* Exercise instructions: Look through the records and copy each line with the string "structured" in it.

Element data from apps and pages
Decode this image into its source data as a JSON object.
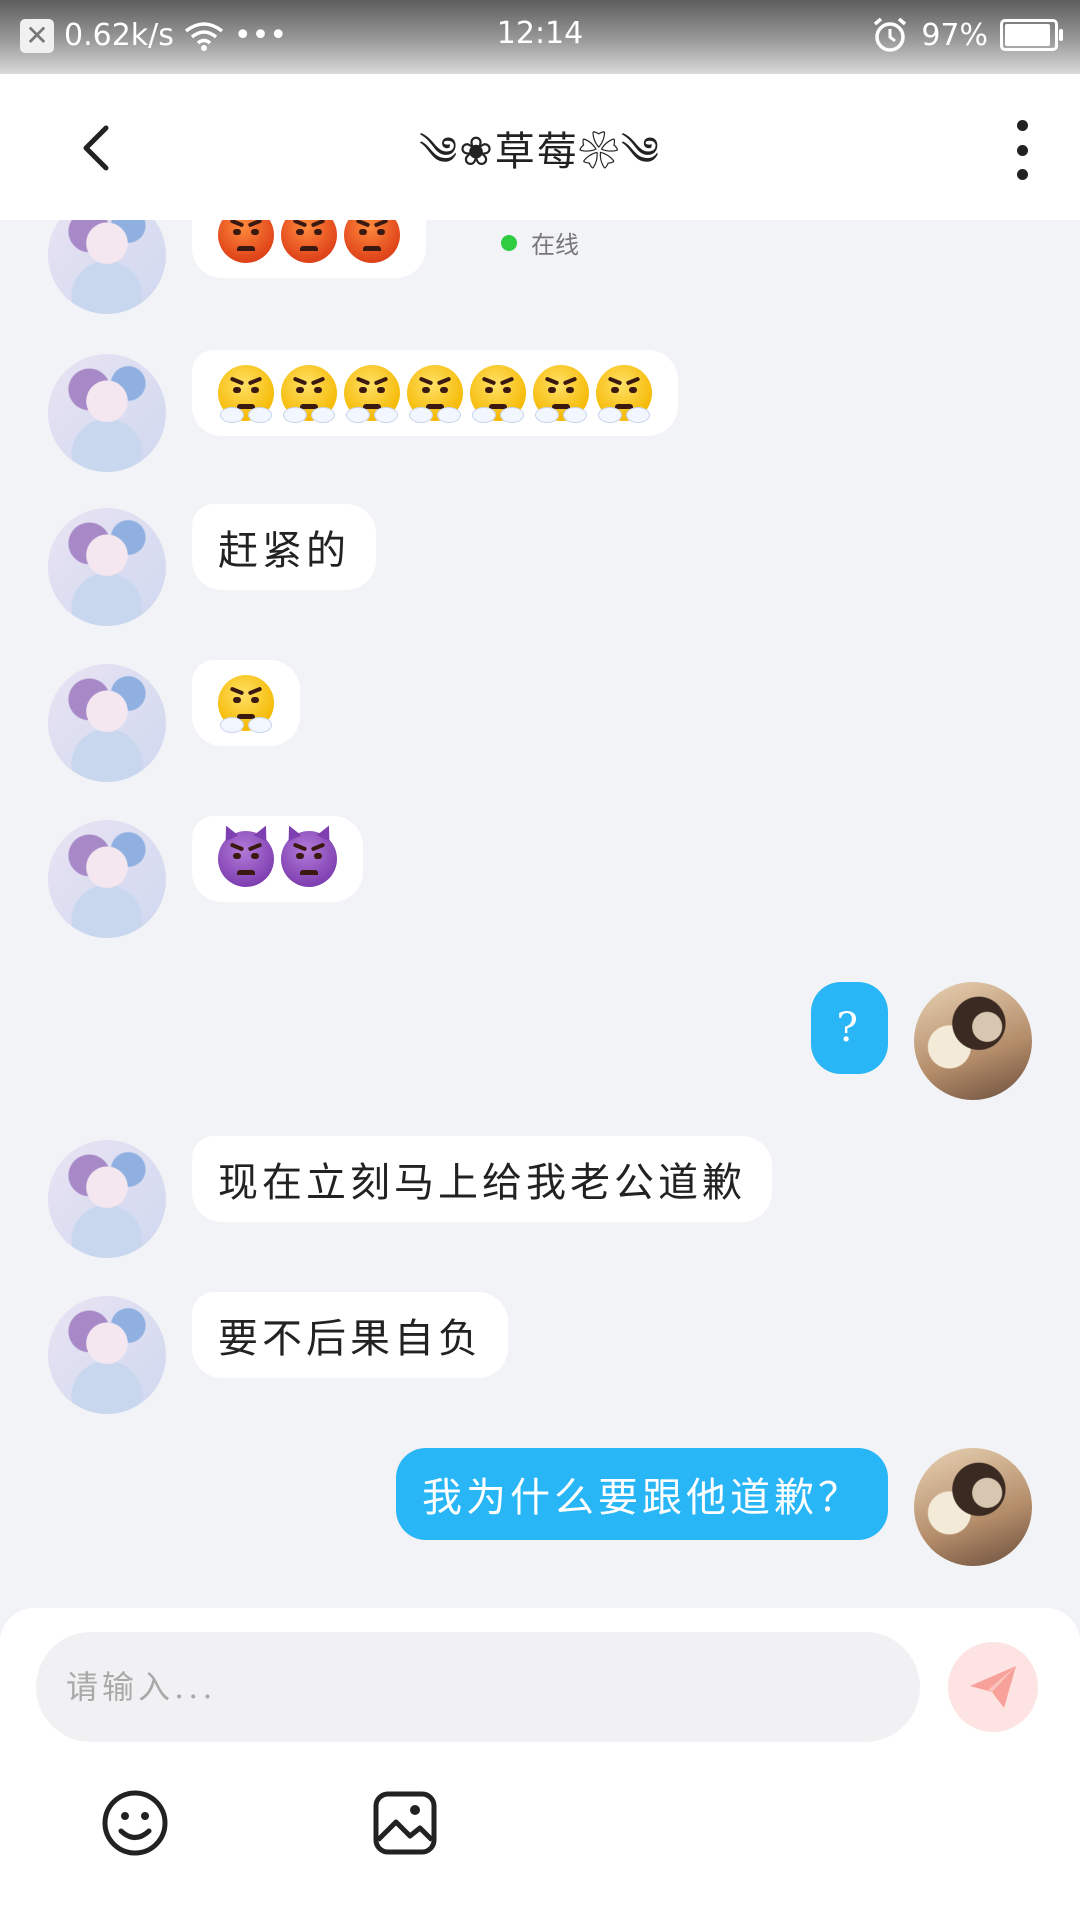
{
  "status_bar": {
    "speed": "0.62k/s",
    "dots": "•••",
    "time": "12:14",
    "battery": "97%",
    "battery_level": 0.97
  },
  "header": {
    "title": "❀草莓❀",
    "title_decor_left": "༄",
    "title_decor_right": "༄",
    "status": "在线"
  },
  "messages": [
    {
      "side": "them",
      "type": "emoji",
      "emoji": [
        "angry-face",
        "angry-face",
        "angry-face"
      ]
    },
    {
      "side": "them",
      "type": "emoji",
      "emoji": [
        "steam-face",
        "steam-face",
        "steam-face",
        "steam-face",
        "steam-face",
        "steam-face",
        "steam-face"
      ]
    },
    {
      "side": "them",
      "type": "text",
      "text": "赶紧的"
    },
    {
      "side": "them",
      "type": "emoji",
      "emoji": [
        "steam-face"
      ]
    },
    {
      "side": "them",
      "type": "emoji",
      "emoji": [
        "angry-devil",
        "angry-devil"
      ]
    },
    {
      "side": "me",
      "type": "text",
      "text": "?"
    },
    {
      "side": "them",
      "type": "text",
      "text": "现在立刻马上给我老公道歉"
    },
    {
      "side": "them",
      "type": "text",
      "text": "要不后果自负"
    },
    {
      "side": "me",
      "type": "text",
      "text": "我为什么要跟他道歉？"
    }
  ],
  "composer": {
    "placeholder": "请输入...",
    "send_icon": "paper-plane-icon",
    "tools": [
      "smiley-icon",
      "image-icon"
    ]
  },
  "colors": {
    "accent": "#29b6f6",
    "online": "#2ecc40",
    "send_bg": "#fde3e1",
    "background": "#f2f3f7"
  }
}
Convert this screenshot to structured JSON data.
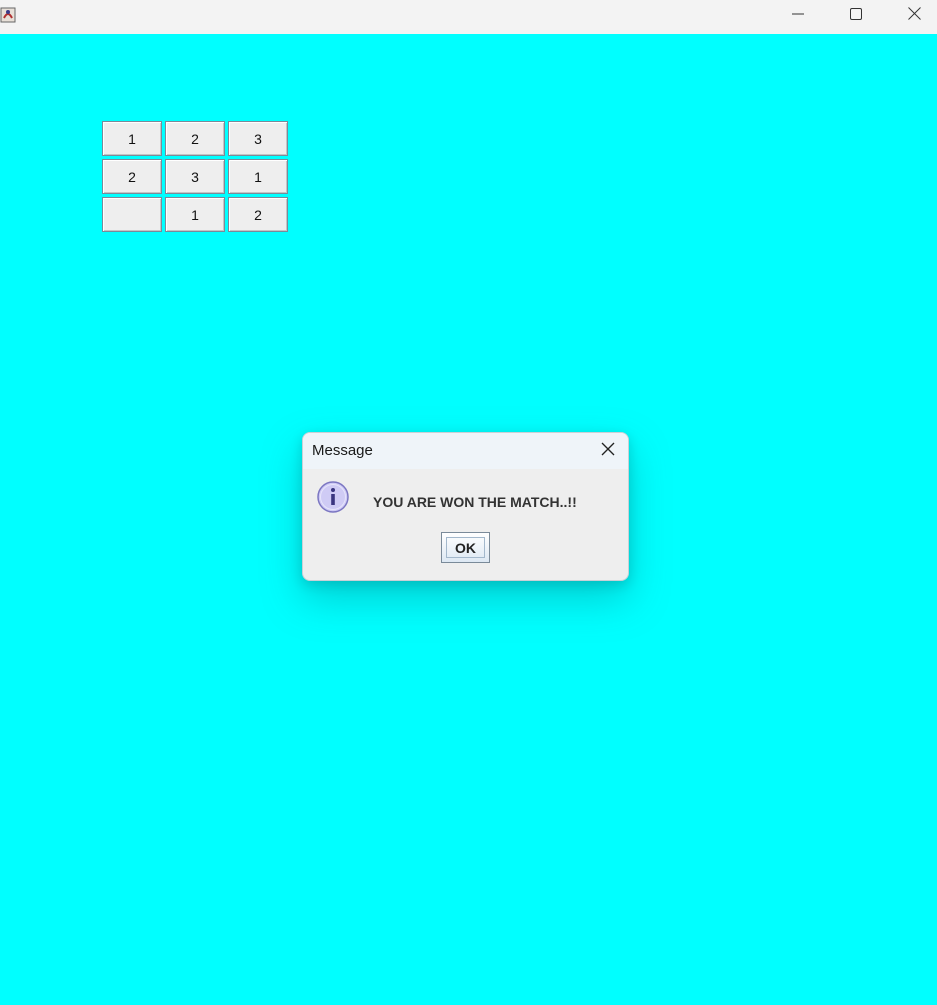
{
  "window": {
    "background": "#00ffff",
    "icons": {
      "app": "java-app-icon",
      "minimize": "minimize-icon",
      "maximize": "maximize-icon",
      "close": "close-icon"
    }
  },
  "board": {
    "rows": [
      [
        "1",
        "2",
        "3"
      ],
      [
        "2",
        "3",
        "1"
      ],
      [
        "",
        "1",
        "2"
      ]
    ]
  },
  "dialog": {
    "title": "Message",
    "message": "YOU ARE WON THE MATCH..!!",
    "ok_label": "OK",
    "icon": "info-icon",
    "close_icon": "close-icon"
  }
}
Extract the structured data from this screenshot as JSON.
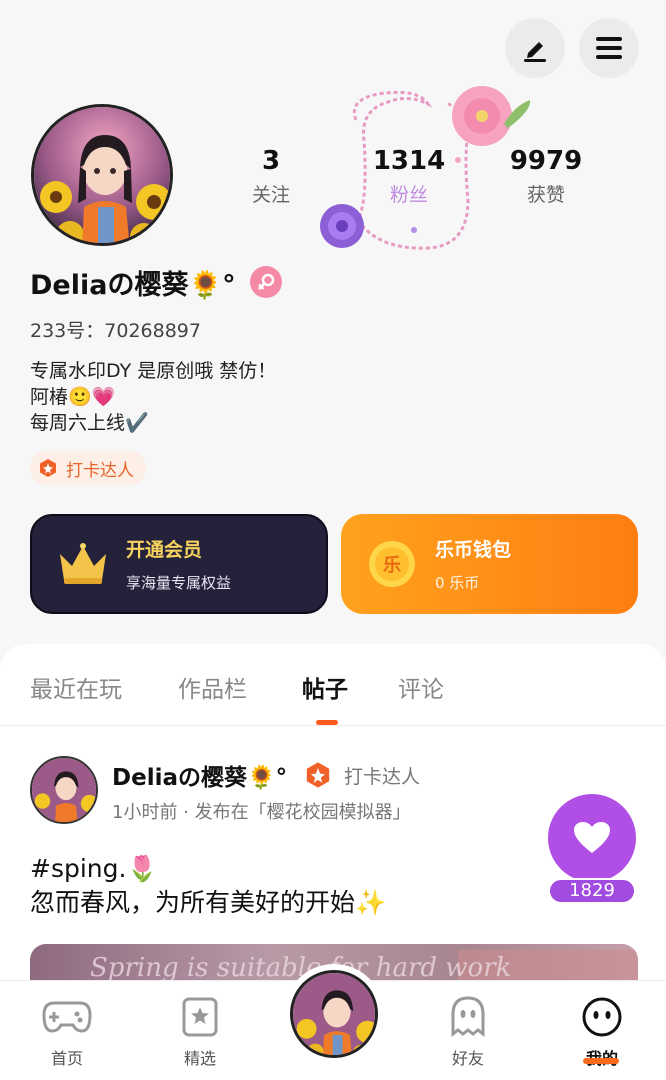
{
  "profile": {
    "username": "Deliaの樱葵🌻°",
    "uid_label": "233号：",
    "uid": "70268897",
    "bio_lines": [
      "专属水印DY 是原创哦 禁仿！",
      "阿椿🙂💗",
      "每周六上线✔️"
    ],
    "badge": "打卡达人",
    "gender": "female"
  },
  "stats": {
    "following": {
      "value": "3",
      "label": "关注"
    },
    "fans": {
      "value": "1314",
      "label": "粉丝"
    },
    "likes": {
      "value": "9979",
      "label": "获赞"
    }
  },
  "cards": {
    "vip": {
      "title": "开通会员",
      "subtitle": "享海量专属权益"
    },
    "wallet": {
      "title": "乐币钱包",
      "subtitle": "0 乐币",
      "icon_text": "乐"
    }
  },
  "tabs": [
    "最近在玩",
    "作品栏",
    "帖子",
    "评论"
  ],
  "active_tab": "帖子",
  "post": {
    "author": "Deliaの樱葵🌻°",
    "badge": "打卡达人",
    "meta": "1小时前 · 发布在「樱花校园模拟器」",
    "text_lines": [
      "#sping.🌷",
      "忽而春风，为所有美好的开始✨"
    ],
    "image_caption": "Spring is suitable for hard work",
    "like_count": "1829"
  },
  "nav": {
    "home": "首页",
    "featured": "精选",
    "friends": "好友",
    "mine": "我的"
  },
  "colors": {
    "accent_orange": "#ff6b1a",
    "vip_card": "#24213a",
    "wallet_card": "#ff8a17",
    "like_purple": "#b04ee6",
    "fans_label": "#c08be0"
  }
}
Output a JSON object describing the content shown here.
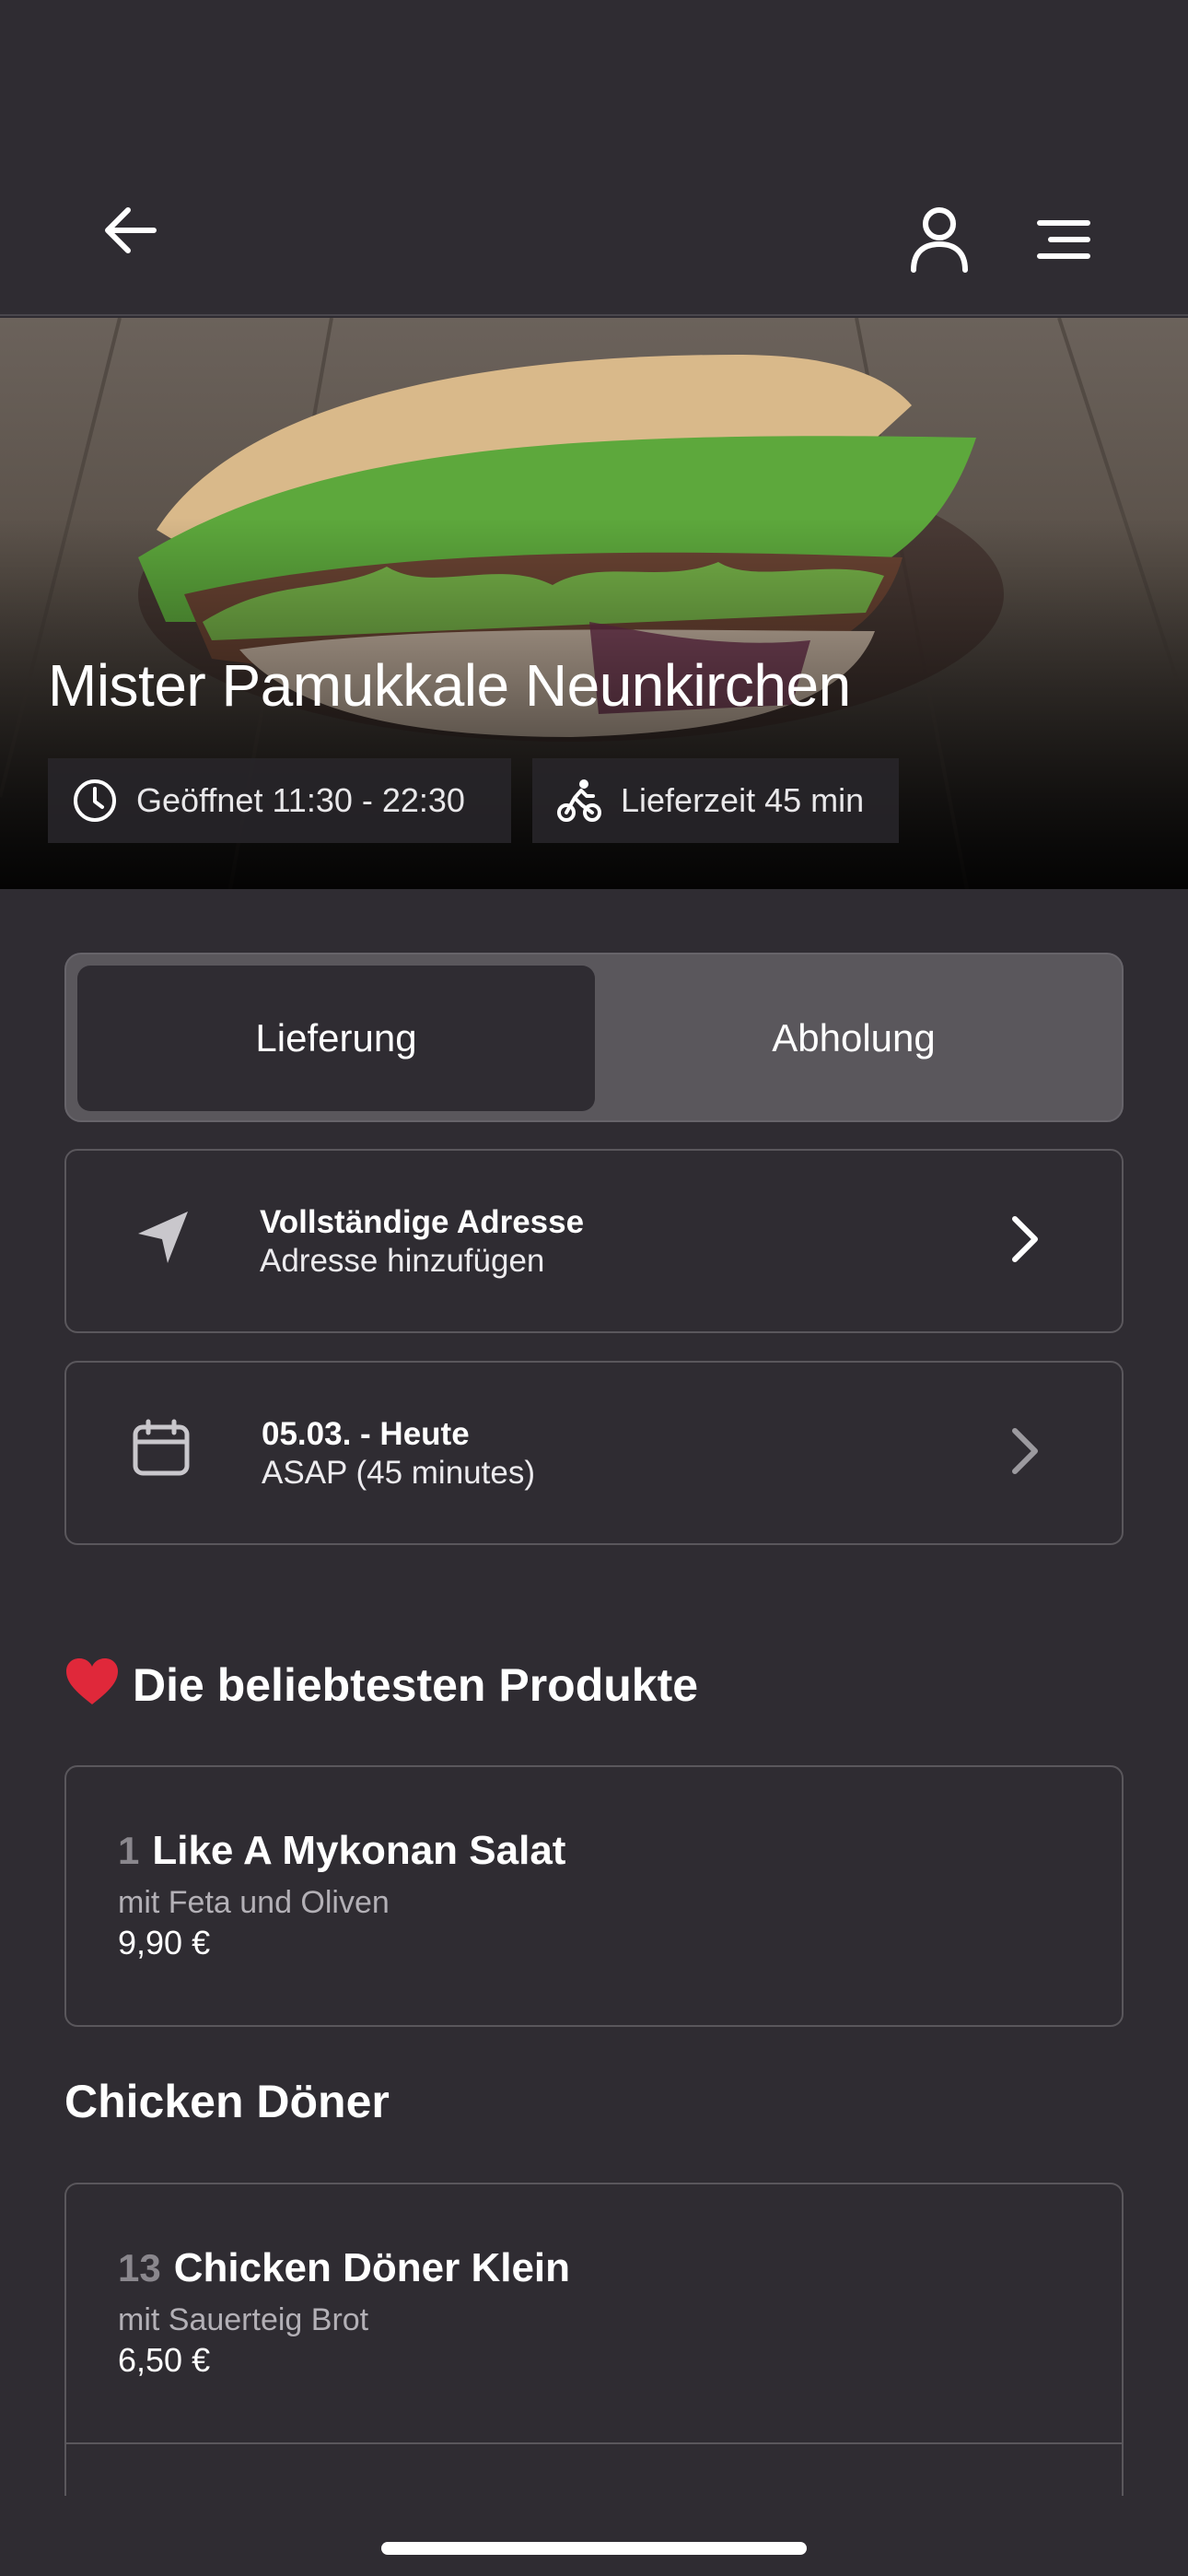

* Result for this exercise:
Convert this screenshot to structured JSON data.
Extract the structured data from this screenshot as JSON.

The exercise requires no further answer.